Secondly, it is worthwhile, not for the form, to involve community representatives in the preparation of policy decisions in areas where their implementation significantly affects the interests of communities and the welfare of their residents.
Thirdly, to introduce an equitable distribution of financial resources between the State and communities, especially in cases of delegation of authorities.
Fourthly, to ensure effective communication of the central executive bodies not only with the representatives of local governments, but also with all citizens regarding the goals, principles and approaches of decentralization, determination of the competence of local governments, ways of solving local problems.
Fifthly, to create conditions, first of all, legislative and introduce educational projects to stimulate the creation of effective non-governmental organizations at the local level, that are able to effectively assist in solving local problems and ensure public control over the distribution of financial and other local resources.
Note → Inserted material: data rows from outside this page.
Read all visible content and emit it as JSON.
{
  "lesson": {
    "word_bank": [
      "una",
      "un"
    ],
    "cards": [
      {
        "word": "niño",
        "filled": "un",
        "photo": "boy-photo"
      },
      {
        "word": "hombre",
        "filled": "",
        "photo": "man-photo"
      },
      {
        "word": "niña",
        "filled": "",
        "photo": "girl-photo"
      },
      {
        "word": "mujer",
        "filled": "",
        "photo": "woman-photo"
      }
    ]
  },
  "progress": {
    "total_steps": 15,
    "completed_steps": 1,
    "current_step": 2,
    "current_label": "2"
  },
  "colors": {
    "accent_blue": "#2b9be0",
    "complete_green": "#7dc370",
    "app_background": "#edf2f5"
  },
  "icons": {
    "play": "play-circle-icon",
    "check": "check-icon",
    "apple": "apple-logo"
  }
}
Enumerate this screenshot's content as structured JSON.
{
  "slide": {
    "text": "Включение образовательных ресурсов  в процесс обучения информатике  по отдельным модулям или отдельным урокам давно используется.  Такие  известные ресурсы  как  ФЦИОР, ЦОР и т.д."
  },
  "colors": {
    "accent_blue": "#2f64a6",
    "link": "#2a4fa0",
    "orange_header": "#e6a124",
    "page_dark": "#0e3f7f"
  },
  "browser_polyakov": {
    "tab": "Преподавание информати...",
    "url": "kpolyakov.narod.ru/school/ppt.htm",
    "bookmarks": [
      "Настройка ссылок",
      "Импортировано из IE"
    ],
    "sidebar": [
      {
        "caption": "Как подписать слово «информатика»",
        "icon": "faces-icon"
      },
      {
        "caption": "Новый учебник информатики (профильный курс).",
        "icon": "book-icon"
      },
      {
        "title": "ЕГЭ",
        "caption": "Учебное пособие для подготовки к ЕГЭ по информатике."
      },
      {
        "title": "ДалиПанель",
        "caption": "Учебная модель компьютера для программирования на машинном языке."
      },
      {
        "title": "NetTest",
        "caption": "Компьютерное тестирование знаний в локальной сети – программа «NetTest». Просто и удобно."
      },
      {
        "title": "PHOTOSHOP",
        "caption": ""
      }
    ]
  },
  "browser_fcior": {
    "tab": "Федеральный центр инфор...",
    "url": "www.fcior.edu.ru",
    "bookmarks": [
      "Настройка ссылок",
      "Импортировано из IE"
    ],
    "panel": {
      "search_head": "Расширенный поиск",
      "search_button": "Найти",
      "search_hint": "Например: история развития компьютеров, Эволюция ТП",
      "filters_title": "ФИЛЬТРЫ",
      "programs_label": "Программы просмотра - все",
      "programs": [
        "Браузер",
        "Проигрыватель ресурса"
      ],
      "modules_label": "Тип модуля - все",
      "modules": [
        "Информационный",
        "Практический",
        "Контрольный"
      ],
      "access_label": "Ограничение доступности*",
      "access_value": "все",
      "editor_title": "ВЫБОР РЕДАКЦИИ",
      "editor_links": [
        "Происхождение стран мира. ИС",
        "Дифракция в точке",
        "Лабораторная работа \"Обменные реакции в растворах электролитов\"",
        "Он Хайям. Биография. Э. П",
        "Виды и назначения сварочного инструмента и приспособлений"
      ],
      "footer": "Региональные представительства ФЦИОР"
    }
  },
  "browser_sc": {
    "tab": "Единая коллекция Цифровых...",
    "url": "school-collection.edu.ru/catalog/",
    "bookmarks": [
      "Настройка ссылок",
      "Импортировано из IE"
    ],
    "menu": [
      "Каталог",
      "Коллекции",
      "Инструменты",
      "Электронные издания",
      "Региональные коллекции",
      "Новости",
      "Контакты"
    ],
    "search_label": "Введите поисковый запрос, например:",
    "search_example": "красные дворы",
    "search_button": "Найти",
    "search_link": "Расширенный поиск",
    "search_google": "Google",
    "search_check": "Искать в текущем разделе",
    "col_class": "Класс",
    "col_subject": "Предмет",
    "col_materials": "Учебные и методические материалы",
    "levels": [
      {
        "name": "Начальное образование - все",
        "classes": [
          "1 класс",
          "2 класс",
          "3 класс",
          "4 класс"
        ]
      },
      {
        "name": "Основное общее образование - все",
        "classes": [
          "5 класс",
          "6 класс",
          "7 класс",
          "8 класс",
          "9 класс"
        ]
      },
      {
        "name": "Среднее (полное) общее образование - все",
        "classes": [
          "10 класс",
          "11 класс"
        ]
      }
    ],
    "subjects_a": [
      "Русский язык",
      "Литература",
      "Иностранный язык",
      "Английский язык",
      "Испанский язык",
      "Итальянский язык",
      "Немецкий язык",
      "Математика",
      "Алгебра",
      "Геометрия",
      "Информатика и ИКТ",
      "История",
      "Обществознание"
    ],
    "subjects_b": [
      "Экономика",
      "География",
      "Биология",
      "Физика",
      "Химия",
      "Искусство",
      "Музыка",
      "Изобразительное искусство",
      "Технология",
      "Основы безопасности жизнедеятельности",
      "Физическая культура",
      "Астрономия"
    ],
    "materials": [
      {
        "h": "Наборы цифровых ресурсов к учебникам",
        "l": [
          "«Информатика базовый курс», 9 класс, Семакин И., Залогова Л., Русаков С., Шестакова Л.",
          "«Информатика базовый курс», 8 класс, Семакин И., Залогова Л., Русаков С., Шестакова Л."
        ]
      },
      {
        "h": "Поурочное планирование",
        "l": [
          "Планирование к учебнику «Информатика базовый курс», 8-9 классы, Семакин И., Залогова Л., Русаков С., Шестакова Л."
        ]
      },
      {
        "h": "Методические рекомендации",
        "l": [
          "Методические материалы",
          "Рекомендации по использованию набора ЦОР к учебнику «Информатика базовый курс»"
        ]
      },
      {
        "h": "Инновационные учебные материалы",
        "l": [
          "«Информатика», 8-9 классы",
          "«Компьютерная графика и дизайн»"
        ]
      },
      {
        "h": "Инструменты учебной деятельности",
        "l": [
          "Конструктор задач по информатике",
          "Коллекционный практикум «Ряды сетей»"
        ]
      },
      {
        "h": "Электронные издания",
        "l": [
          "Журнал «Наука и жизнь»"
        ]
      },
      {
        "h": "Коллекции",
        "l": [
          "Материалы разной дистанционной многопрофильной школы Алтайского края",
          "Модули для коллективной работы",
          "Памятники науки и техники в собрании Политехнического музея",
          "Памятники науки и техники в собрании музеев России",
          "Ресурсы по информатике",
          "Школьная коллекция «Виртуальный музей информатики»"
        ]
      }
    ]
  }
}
Reducing tension and conflicts between the central and local authorities will reduce the country’s vulnerability, and consequently, the risk of using local elections to undermine Ukraine’s sovereignty and territorial integrity. Let us recall, that Ukraine was losing control through the hybrid actions of the Russian Federation, consisted in the use of both military and non-military means, and in each case used local governments for “legalization”, which under external influence made appropriate decisions.